The artist and poet William Blake, who lived i...

Top 6 Poems: probably as old as music so the choice is extensive. I have to admit that my interest in poetry has lagged behind other art forms, but there are ones that stand out either individually or as collections.

  1. Thomas Babington Macaulay’s Horatius at the Bridge – a part of my education that still lives with me as it had such a fundamental effect.
  2. Samuel Taylor Coleridge’s The Rime of the Ancient Mariner – another classic poem that caught my imagination while growing up. The words are so powerful and often lines come to mind like:   Water, water, every where, And all the boards did shrink; Water, water, every where,Nor any drop to drink.
  3. William Blake’s Songs of Innocence and of Experience – a collection of poems that I studied for English Literature and loved, especially as Blake even illustrated with richly illuminated plates.
  4. Edgar Allan Poe’s The Raven – a poem with dark images and wonderful use of words.
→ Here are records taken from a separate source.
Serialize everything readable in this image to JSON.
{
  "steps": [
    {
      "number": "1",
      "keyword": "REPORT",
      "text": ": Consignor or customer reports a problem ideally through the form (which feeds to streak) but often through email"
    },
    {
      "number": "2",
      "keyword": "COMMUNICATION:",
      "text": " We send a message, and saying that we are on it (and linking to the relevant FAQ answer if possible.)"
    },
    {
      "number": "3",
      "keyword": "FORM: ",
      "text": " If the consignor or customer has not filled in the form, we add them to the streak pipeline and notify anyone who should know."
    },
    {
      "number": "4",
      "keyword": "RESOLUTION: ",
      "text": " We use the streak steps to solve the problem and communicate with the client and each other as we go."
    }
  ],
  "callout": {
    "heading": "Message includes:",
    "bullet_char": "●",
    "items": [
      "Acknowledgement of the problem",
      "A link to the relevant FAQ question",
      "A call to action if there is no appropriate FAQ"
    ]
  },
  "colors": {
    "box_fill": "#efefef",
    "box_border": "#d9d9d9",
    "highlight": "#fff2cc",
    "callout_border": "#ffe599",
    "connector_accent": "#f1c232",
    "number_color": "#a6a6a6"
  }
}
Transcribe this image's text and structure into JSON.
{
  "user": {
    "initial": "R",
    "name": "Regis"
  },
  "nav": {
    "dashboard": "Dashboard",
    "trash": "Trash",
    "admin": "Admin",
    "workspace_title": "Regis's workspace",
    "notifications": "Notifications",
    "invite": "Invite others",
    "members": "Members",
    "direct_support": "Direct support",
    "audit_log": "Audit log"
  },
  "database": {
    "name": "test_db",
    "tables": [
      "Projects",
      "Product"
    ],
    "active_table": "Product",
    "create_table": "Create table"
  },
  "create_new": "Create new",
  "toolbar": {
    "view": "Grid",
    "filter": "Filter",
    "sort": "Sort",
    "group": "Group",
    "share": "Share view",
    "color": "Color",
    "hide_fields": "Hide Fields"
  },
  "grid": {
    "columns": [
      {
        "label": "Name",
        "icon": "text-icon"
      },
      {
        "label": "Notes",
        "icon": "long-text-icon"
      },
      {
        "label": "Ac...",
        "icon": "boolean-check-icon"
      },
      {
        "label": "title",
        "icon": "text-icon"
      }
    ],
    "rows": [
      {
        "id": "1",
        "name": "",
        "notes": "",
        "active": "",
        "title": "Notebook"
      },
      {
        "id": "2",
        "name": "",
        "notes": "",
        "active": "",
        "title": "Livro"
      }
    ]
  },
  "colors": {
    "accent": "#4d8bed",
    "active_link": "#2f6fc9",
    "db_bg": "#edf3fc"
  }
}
Another classic.
  5. Percy Bysshe Shelley’s Ozymandias – far briefer than most of the other poems but in its few short lines as evocative and epic, stirring thoughts as endless as the sands.
  6. Beowulfthe longest and for many one of the greatest epic poems, but with no specific source for this Old English masterpiece. Yet so much derives from this amazing work including much of our great literature. I read it in English, not Old English, when I was 17 and it was and still is an emotional experience of unbelievable depth.

The Old English epic poem Beowulf is written i...

There is a notable absence of Lord of the Rings from the last list. An oversight, perhaps? I could have cheated and included one of the many verses that J.R.R Tolkien included in his great work, many of which are fine works of poetry. In fact there is a crucial poem at 6 – Beowulf. The Professor wrote an essay “Beowulf and the Critics” – which I have incorrectly in the past inserted the word monster in with Grendel in mind. I read the essay before I had even heard of Lord of the Rings, but it was the turning point, the beginning of my journey down an unbelievable road… a road which goes ever on.

 

Inspirational Links that might lead to more lists being created:

http://en.wikipedia.org/wiki/Muse

http://www.greekmythology.com/Other_Gods/The_Muses/the_muses.html